A war, in which the name of religion was so vilely prostituted, roused Wickliffe’s inclination, even in his declining years. He took up his pen once more and wrote against it with the greatest acrimony. He expostulated with the pope in a very free manner, and asks him boldly: ‘How he durst make the token of Christ on the cross (which is the token of peace, mercy and charity) a banner to lead us to slay Christian men, for the love of two false priests, and to oppress Christiandom worse than Christ and his apostles were oppressed by the Jews? ‘When,’ said he, ‘will the proud priest of Rome grant indulgences to mankind to live in peace and charity, as he now does to fight and slay one another?’
This severe piece drew upon him the resentment of Urban, and was likely to have involved him in greater troubles than he had before experienced, but providentially he was delivered out of their hands. He was struck with the palsy, and though he lived some time, yet it was in such a way that his enemies considered him as a person below their resentment.
John Wycliffe (/ˈwɪklɪf/; also spelled Wyclif, Wycliff, Wiclef, Wicliffe, Wickliffe; c. 1320s – 31 December 1384) was an English scholastic philosopher, theologian, biblical translator, reformer, priest, and a seminary professor at the University of Oxford. He became an influential dissident within the Roman Catholic priesthood during the 14th century and is considered an important predecessor to Protestantism.
Wycliffe attacked the privileged status of the clergy, which had bolstered their powerful role in England. He then attacked the luxury and pomp of local parishes and their ceremonies.
Wycliffe also advocated translation of the Bible into the vernacular. In 1382 he completed a translation directly from the Vulgate into Middle English – a version now known as Wycliffe’s Bible. It is probable that he personally translated the Gospels of Matthew, Mark, Luke, and John; and it is possible he translated the entire New Testament, while his associates translated the Old Testament. Wycliffe’s Bible appears to have been completed by 1384, additional updated versions being done by Wycliffe’s assistant John Purvey and others in 1388 and 1395.
Wycliffe’s followers, known as Lollards, followed his lead in advocating predestination, iconoclasm, and the notion of caesaropapism, while attacking the veneration of saints, the sacraments, requiem masses, transubstantiation, monasticism, and the very existence of the Papacy.

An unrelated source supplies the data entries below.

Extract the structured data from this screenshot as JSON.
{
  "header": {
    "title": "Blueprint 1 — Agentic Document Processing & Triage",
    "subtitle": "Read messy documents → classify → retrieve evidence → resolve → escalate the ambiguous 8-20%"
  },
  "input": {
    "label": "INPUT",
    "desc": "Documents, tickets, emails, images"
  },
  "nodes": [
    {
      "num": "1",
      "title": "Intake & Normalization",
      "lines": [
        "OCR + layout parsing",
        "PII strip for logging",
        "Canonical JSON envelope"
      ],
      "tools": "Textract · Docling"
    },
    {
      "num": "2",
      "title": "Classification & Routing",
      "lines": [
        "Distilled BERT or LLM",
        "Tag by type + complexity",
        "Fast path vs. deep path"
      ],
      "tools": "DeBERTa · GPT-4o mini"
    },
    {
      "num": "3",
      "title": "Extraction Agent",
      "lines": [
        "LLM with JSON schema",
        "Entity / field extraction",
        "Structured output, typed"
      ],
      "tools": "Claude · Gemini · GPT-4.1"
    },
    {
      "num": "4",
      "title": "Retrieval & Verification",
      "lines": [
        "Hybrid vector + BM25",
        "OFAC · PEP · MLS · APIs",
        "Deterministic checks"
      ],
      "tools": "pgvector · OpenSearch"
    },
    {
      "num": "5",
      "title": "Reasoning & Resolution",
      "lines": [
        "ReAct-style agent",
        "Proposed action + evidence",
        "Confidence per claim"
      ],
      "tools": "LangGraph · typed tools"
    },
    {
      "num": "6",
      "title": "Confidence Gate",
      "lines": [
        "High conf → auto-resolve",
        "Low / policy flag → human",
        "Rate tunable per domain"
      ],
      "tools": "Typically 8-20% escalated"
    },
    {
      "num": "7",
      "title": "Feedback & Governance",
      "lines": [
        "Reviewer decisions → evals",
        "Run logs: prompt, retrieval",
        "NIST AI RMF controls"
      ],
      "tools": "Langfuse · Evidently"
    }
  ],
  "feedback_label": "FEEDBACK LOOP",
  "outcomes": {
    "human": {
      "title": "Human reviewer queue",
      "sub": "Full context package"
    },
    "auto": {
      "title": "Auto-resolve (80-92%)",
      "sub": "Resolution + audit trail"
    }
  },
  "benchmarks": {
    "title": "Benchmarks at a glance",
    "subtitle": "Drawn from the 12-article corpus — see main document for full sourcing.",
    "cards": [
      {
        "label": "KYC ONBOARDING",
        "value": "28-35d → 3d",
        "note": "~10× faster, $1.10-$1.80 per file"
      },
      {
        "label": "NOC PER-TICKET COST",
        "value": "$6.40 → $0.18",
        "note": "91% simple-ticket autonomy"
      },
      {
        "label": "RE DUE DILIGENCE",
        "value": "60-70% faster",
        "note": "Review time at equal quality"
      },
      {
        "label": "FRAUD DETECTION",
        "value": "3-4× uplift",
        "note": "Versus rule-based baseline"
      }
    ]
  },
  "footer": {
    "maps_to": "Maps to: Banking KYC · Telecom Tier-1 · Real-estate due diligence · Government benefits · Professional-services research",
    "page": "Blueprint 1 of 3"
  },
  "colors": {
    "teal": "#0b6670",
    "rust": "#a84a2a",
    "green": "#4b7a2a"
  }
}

#Outreach: That the world may know
#Prayer Focus: Pray for Our Prodigals
#Praise the Lord
Please follow my blogs Guam Christian Blog
Bruce’s Facebook https://www.facebook.com/bruce.dinsman
Bruce’s Amazon Author page: https://www.amazon.com/Bruce-Dinsman/e/B07KDKLGPZ?ref=dbs_p_ebk_r00_abau_000000
Bruce’s Twitter: https://twitter.com/@bad671